Production of multilayered microstructures composed of conducting and insulating materials is of great interest as they can be utilized as microelectronic components. Current proposed fabrication methods of these microstructures include top-down and bottom-up methods, each having their own set of drawbacks. Laser-based methods were shown to pattern various materials with micron/sub-micron resolution; however, multilayered structures demonstrating conducting/insulating/conducting properties were not yet realized. Here, we demonstrate laser printing of multilayered microstructures consisting of conducting platinum and insulating silicon oxide layers by a combination of thermally driven reactions with microbubble-assisted printing. PtCl2 dissolved in N-methyl-2-pyrrolidone (NMP) was used as a precursor to form conducting Pt layers, while tetraethyl orthosilicate dissolved in NMP formed insulating silicon oxide layers identified by Raman spectroscopy. We demonstrate control over the height of the insulating layer between ∼50 and 250 nm by varying the laser power and number of iterations. The resistivity of the silicon oxide layer at 0.5 V was 1.5 × 1011 ωm. Other materials that we studied were found to be porous and prone to cracking, rendering them irrelevant as insulators. Finally, we show how microfluidics can enhance multilayered laser microprinting by quickly switching between precursors. The concepts presented here could provide new opportunities for simple fabrication of multilayered microelectronic devices.
Bibliographical noteFunding Information:
This research was partially supported by the Israeli Science Foundation (grant no. 952/19).
© 2021 The Authors.
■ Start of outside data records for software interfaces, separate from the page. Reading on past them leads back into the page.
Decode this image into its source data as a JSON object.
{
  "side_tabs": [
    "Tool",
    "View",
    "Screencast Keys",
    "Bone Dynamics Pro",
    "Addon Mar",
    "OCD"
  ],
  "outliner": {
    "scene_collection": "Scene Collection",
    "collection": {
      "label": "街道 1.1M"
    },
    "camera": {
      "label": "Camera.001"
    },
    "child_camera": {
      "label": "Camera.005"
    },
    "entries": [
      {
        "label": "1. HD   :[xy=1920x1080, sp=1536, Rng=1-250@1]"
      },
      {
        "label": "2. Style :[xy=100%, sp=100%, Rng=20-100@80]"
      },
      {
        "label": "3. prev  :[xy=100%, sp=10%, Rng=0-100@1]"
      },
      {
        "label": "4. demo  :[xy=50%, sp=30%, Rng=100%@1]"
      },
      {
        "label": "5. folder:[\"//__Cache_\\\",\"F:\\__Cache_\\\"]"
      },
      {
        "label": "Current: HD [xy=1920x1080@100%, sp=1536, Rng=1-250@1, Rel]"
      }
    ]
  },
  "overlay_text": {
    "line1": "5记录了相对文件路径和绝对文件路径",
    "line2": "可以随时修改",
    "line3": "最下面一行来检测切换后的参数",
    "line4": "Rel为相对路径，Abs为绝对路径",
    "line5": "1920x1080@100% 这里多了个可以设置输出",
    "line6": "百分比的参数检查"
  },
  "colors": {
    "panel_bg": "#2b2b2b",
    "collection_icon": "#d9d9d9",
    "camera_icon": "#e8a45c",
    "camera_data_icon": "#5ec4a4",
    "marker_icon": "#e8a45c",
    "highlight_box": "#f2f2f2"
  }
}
Published by American Chemical Society.
- multilayered structures
- pattern formation